Data Availability

Datasets generated during and/or analyzed for this study project have been included in the main text. Data pertaining to ethics and, or any other supplementary materials, data are available from the corresponding authors upon reasonable request.

Conflicts of Interest

The authors declare no conflict of interests.

Authors’ Contributions

SCO, MI, and SA conceived the study and contributed to the research design. HI, SM, AHC, and SA performed most of the experiments and drafted the manuscript. JK, MDM, WA, and SCO participated in data analysis and reviewed and edited the manuscript. All authors read and approved the final version of the manuscript.


This study was supported partly by the doctoral research fund of the Affiliated Hospital of Southwest Medical University and the National Natural Science Foundation of China (Grant no. 82150410452) to S.C.O.

Supplementary Materials
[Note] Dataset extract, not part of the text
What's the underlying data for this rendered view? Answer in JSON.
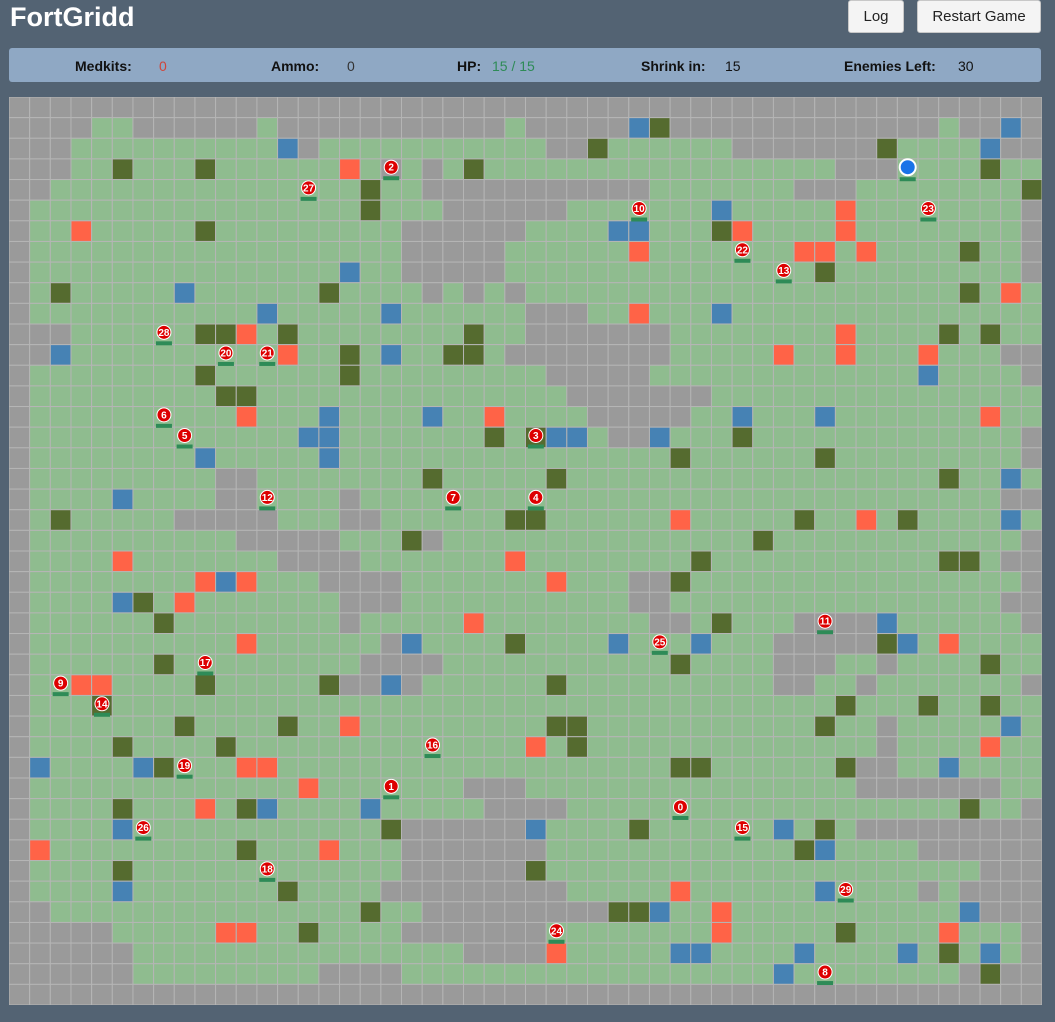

Supplementary file includes data about induction of diabetes in rabbits using Alloxan. Graphical representation revealed that all values at different time zones (1st, 2nd, 3rd, 4th, 5th, 6th, 7th, and 8th hours) were significantly higher compared to initial fasting blood glucose levels (Supplementary Figure 1). (Supplementary Materials)